Two things petrify the general public when they think about it, the deepest parts of the ocean and outer space. However, the people behind the greatest achievements in space exploration scoffed in the face of fear.
The Miraculous Resolution of Apollo 13
Sometimes, the greatest achievements are not what you accomplish but how you manage adversity. There’s no greater example of that than the happenings surrounding Apollo 13.
Even before a calendar year passed, the U.S. wanted to return to the moon on Apollo 13. On April 11, 1970, the spacecraft soared through the sky with its crew aboard the shuttle, Fred Hayes, John Swigert, and James Lovell.
After two and a half days of smooth sailing, disaster struck when one of the oxygen tanks ruptured. What made matters worse was the rupture went undetected, even though it was faulty in a 1965 mission.
When there is a catastrophic event in space, the odds aren’t in your favor of returning to Earth in one piece. However, the fine folks at NASA spent six painstaking days conjuring up a plan utilizing the sun and the moon’s pull to safely position their makeshift lunar module for their plummet into the Pacific Ocean.
Let’s Play Two: The Reusable Spacecraft
Two years after Apollo 13, NASA shifted its attention to reusable spacecraft. Until then, each spacecraft could only take one flight, which was costly and unsustainable. A reusable spacecraft would save money for the indefinite missions it could go on.
Designing the spacecraft was the biggest obstacle to climb because most of the equipment on previous missions would disintegrate upon re-entry. But if the big brains at NASA could bring the crew from Apollo 13 home, surely they could figure out this conundrum. With ceramic tiles and custom-made sheet metal for aerospace that would absorb the heat effectively, the reusable spacecraft, Columbia, ascended toward the Cosmos in 1981. The space shuttle program’s 30-year history saw Columbia, Challenger, Discovery, Atlantis, and Endeavour take flight.
Maybe because of The Twilight Zone or War of the Worlds, we earthlings have a vested interest in what’s happening on Mars. So, we rightfully geeked out when Curiosity Rover touched ground on the red planet 140 million miles away.
The appropriately named Curiosity Rover came from the Mars Science Laboratory at a price tag of $2.5 billion.
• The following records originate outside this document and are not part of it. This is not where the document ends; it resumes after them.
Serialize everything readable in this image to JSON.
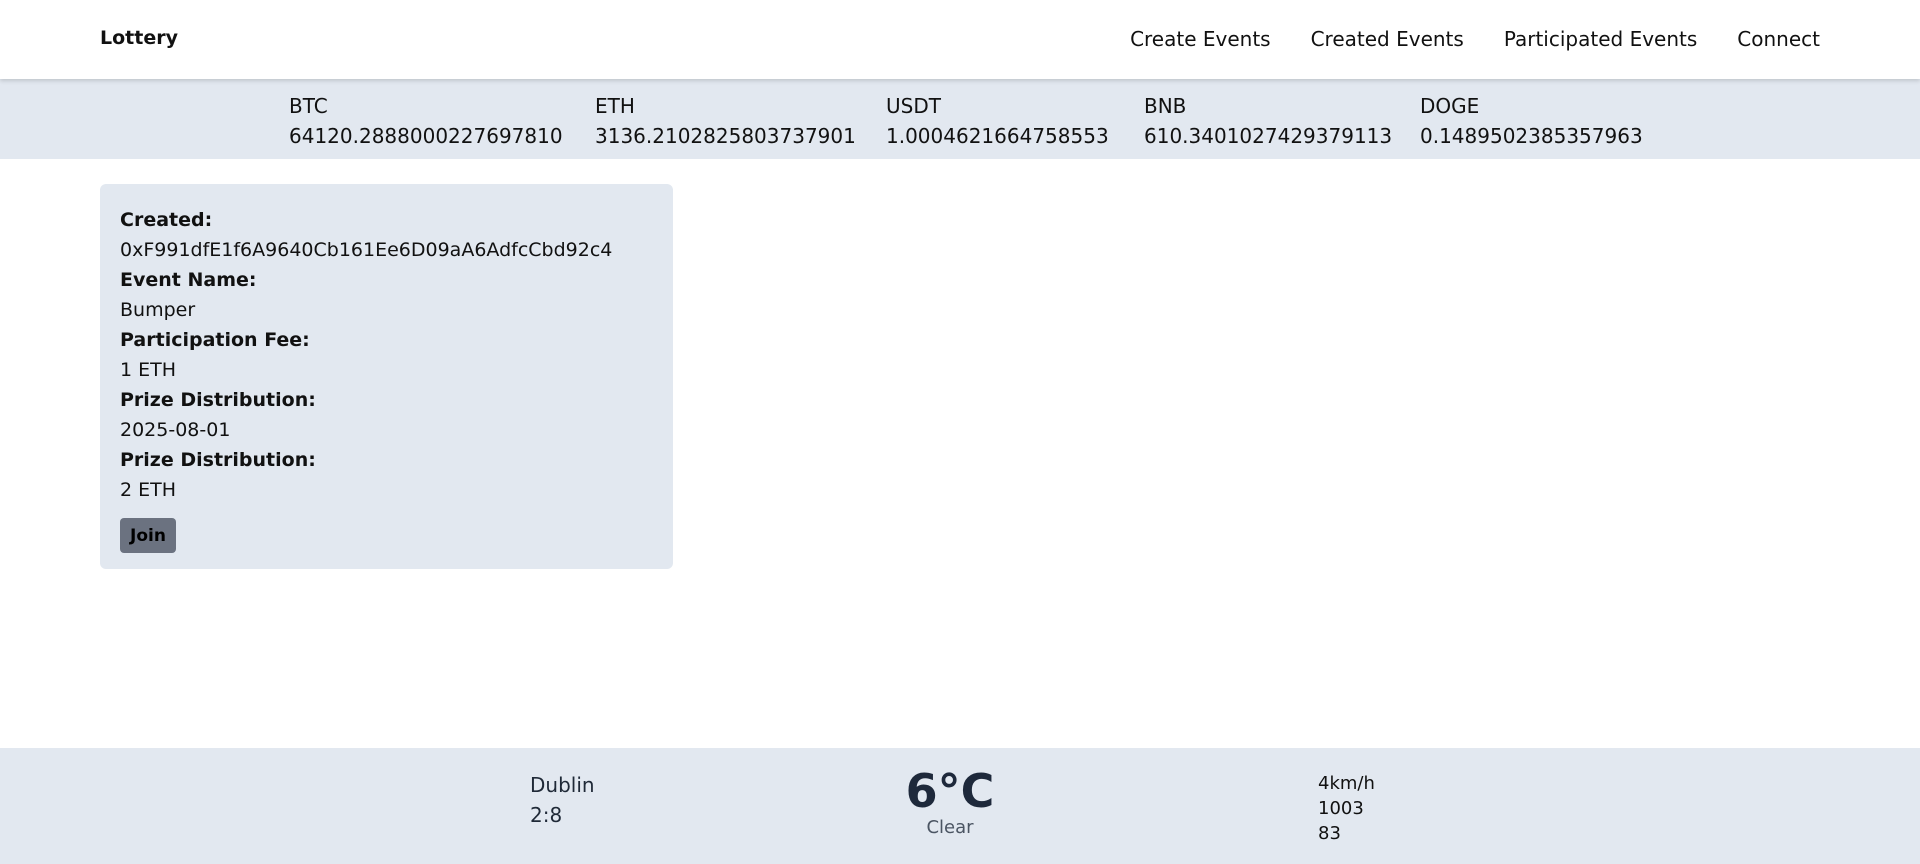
{
  "header": {
    "brand": "Lottery",
    "nav": [
      {
        "label": "Create Events"
      },
      {
        "label": "Created Events"
      },
      {
        "label": "Participated Events"
      },
      {
        "label": "Connect"
      }
    ]
  },
  "ticker": [
    {
      "symbol": "BTC",
      "price": "64120.2888000227697810"
    },
    {
      "symbol": "ETH",
      "price": "3136.2102825803737901"
    },
    {
      "symbol": "USDT",
      "price": "1.0004621664758553"
    },
    {
      "symbol": "BNB",
      "price": "610.3401027429379113"
    },
    {
      "symbol": "DOGE",
      "price": "0.1489502385357963"
    }
  ],
  "event": {
    "created_label": "Created:",
    "created_value": "0xF991dfE1f6A9640Cb161Ee6D09aA6AdfcCbd92c4",
    "name_label": "Event Name:",
    "name_value": "Bumper",
    "fee_label": "Participation Fee:",
    "fee_value": "1 ETH",
    "distribution_label": "Prize Distribution:",
    "distribution_value": "2025-08-01",
    "prize_label": "Prize Distribution:",
    "prize_value": "2 ETH",
    "join_label": "Join"
  },
  "weather": {
    "city": "Dublin",
    "time": "2:8",
    "temperature": "6°C",
    "condition": "Clear",
    "wind": "4km/h",
    "pressure": "1003",
    "humidity": "83"
  }
}
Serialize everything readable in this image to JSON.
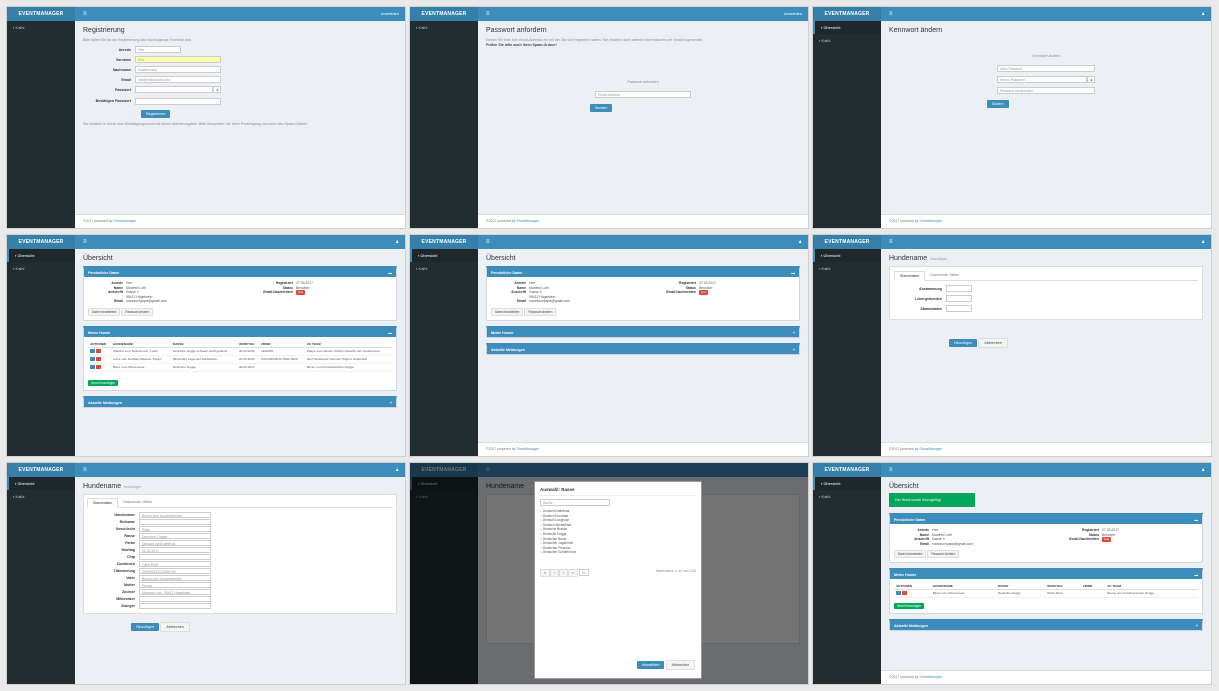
{
  "brand": "EVENTMANAGER",
  "burger": "≡",
  "user_icon_glyph": "♟",
  "footer_prefix": "©2017 powered by ",
  "footer_link": "ShowManager",
  "s1": {
    "top_right": "Anmelden",
    "side": [
      "Kalbi"
    ],
    "title": "Registrierung",
    "intro": "Bitte füllen Sie für die Registrierung das nachfolgende Formular aus.",
    "fields": [
      {
        "label": "Anrede",
        "value": "Herr",
        "type": "select"
      },
      {
        "label": "Vorname",
        "value": "Eva",
        "hl": true
      },
      {
        "label": "Nachname",
        "value": "Mustermann"
      },
      {
        "label": "Email",
        "value": "info@testdomain.info"
      },
      {
        "label": "Passwort",
        "value": ""
      },
      {
        "label": "Bestätigen Passwort",
        "value": ""
      }
    ],
    "button": "Registrieren",
    "note": "Sie erhalten in Kürze eine Bestätigungsemail mit einem Aktivierungslink. Bitte überprüfen Sie Ihren Posteingang und auch den Spam-Ordner!"
  },
  "s2": {
    "top_right": "Anmelden",
    "side": [
      "Kalbi"
    ],
    "title": "Passwort anfordern",
    "intro": "Geben Sie bitte Ihre Email-Adresse ein mit der Sie sich registriert haben. Sie erhalten dann weitere Informationen per Email zugesendet.",
    "intro_bold": "Prüfen Sie bitte auch Ihren Spam-Ordner!",
    "form_title": "Passwort anfordern",
    "email_ph": "Email-Adresse",
    "button": "Senden"
  },
  "s3": {
    "side": [
      "Übersicht",
      "Kalbi"
    ],
    "title": "Kennwort ändern",
    "form_title": "Kennwort ändern",
    "ph": [
      "Altes Passwort",
      "Neues Passwort",
      "Passwort wiederholen"
    ],
    "button": "Ändern"
  },
  "overview": {
    "title": "Übersicht",
    "box_personal": "Persönliche Daten",
    "left": [
      {
        "k": "Anrede",
        "v": "Herr"
      },
      {
        "k": "Name",
        "v": "Manfred Loth"
      },
      {
        "k": "Anschrift",
        "v": "Gasse 4"
      },
      {
        "k": "",
        "v": "95412 Hägelstein"
      },
      {
        "k": "Email",
        "v": "mannlochpapa@gmail.com"
      }
    ],
    "right": [
      {
        "k": "Registriert",
        "v": "27.03.2017"
      },
      {
        "k": "Status",
        "v": "Benutzer"
      },
      {
        "k": "Email-Nachrichten",
        "v": "Aus"
      }
    ],
    "btn_edit": "Daten bearbeiten",
    "btn_pw": "Passwort ändern",
    "box_dogs": "Meine Hunde",
    "box_events": "Aktuelle Meldungen",
    "cols": [
      "AKTIONEN",
      "HUNDENAME",
      "RASSE",
      "WURFTAG",
      "ZB/NR",
      "ZU TEAM"
    ],
    "rows": [
      [
        "Ulleisha vom Teufelsmoor \"Lotta\"",
        "Deutsche Dogge schwarz-weiß gefleckt",
        "30.03.2009",
        "1102456",
        "Welpe vom kleinen Strolch Ulleisha vom Teufelsmoor"
      ],
      [
        "Lotus vom Dorfbach Bianca \"Peppi\"",
        "Mixpunkte Lagerund Weißhelten",
        "01.01.2009",
        "HAN B4048/12 OMA-4528",
        "Die Hundhoebe Hemmel Hugin's Gettlerfeld"
      ],
      [
        "Blenz vom Wiesenreek",
        "Deutsche Dogge",
        "09.01.2012",
        "",
        "Benny vom Kuschelrechen Dogge"
      ]
    ],
    "btn_add": "Hund hinzufügen",
    "success": "Der Hund wurde hinzugefügt"
  },
  "dogform": {
    "title": "Hundename",
    "subtitle": "hinzufügen",
    "tabs": [
      "Stammdaten",
      "Dokumente / Bilder"
    ],
    "labels": [
      "Abstammung",
      "Lebergebunden",
      "Stammdaten"
    ],
    "fields": [
      {
        "k": "Hundename",
        "v": "Benny vom Kuschelrechen"
      },
      {
        "k": "Rufname",
        "v": ""
      },
      {
        "k": "Geschlecht",
        "v": "Rüde"
      },
      {
        "k": "Rasse",
        "v": "Deutsche Dogge"
      },
      {
        "k": "Farbe",
        "v": "schwarz-weiß gefleckt"
      },
      {
        "k": "Wurftag",
        "v": "01.01.2017"
      },
      {
        "k": "Chip",
        "v": ""
      },
      {
        "k": "Zuchtbuch",
        "v": "OMA 4529"
      },
      {
        "k": "Tätowierung",
        "v": "098765432123456789"
      },
      {
        "k": "Vater",
        "v": "Benny vom Kuschelrechen"
      },
      {
        "k": "Mutter",
        "v": "Emma"
      },
      {
        "k": "Züchter",
        "v": "Manfred Loth, 95412 Hägelstein"
      },
      {
        "k": "Mitbesitzer",
        "v": ""
      },
      {
        "k": "Zwinger",
        "v": ""
      }
    ],
    "btn_save": "Hinzufügen",
    "btn_cancel": "Abbrechen"
  },
  "modal": {
    "title": "Auswahl: Rasse",
    "search": "Suche",
    "items": [
      "Deutsch Drahthaar",
      "Deutsch Kurzhaar",
      "Deutsch Langhaar",
      "Deutsch Stichelhaar",
      "Deutsche Bracke",
      "Deutsche Dogge",
      "Deutscher Boxer",
      "Deutscher Jagdterrier",
      "Deutscher Pinscher",
      "Deutscher Schäferhund"
    ],
    "count": "Datensätze 1-10 von 234",
    "btn_select": "Auswählen",
    "btn_cancel": "Abbrechen",
    "per_page": "10"
  }
}
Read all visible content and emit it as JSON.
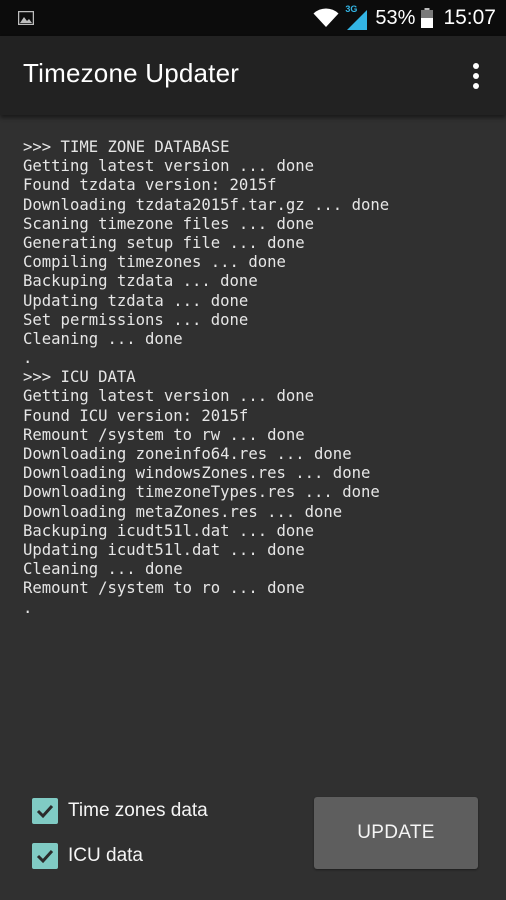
{
  "status_bar": {
    "left_icon": "image-notification-icon",
    "network_type": "3G",
    "battery_percent": "53%",
    "time": "15:07"
  },
  "app_bar": {
    "title": "Timezone Updater",
    "menu_icon": "overflow-menu-icon"
  },
  "log": {
    "lines": [
      ">>> TIME ZONE DATABASE",
      "Getting latest version ... done",
      "Found tzdata version: 2015f",
      "Downloading tzdata2015f.tar.gz ... done",
      "Scaning timezone files ... done",
      "Generating setup file ... done",
      "Compiling timezones ... done",
      "Backuping tzdata ... done",
      "Updating tzdata ... done",
      "Set permissions ... done",
      "Cleaning ... done",
      ".",
      ">>> ICU DATA",
      "Getting latest version ... done",
      "Found ICU version: 2015f",
      "Remount /system to rw ... done",
      "Downloading zoneinfo64.res ... done",
      "Downloading windowsZones.res ... done",
      "Downloading timezoneTypes.res ... done",
      "Downloading metaZones.res ... done",
      "Backuping icudt51l.dat ... done",
      "Updating icudt51l.dat ... done",
      "Cleaning ... done",
      "Remount /system to ro ... done",
      "."
    ]
  },
  "options": [
    {
      "label": "Time zones data",
      "checked": true
    },
    {
      "label": "ICU data",
      "checked": true
    }
  ],
  "update_button": {
    "label": "UPDATE"
  },
  "colors": {
    "background": "#303030",
    "app_bar": "#222222",
    "checkbox": "#80cbc4",
    "button": "#5e5e5e"
  }
}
The probe used plutonium to cruise through Mars’s periods of darkness and dust storms to relay critical information about Earth’s second-closest neighbor.
No one remembers the second, sixth, or tenth person to do something, but we always remember the first. During the Space Race between the U.S. and Russia, the two sides always wanted to outdo the other. When the Soviets put Yuri Gagarin in space, they earned the proud distinction of having the first human in space, whereas the first American was Alan Shepard.
It only took 20 days for President John F. Kennedy to proclaim that they may have lost the battle of the first person to orbit the planet, but they were going to win the war by landing on the moon. The first Apollo mission was a cataclysmic disaster, as all three onboard died in a fire on the launch pad. It took nine other missions to feel confident that Neil Armstrong, Michael Collins, and Buzz Aldrin could take their giant steps for mankind.
Who knows what we have in store for us in the future, but regardless of what we do or find, these will remain the greatest achievements in space exploration.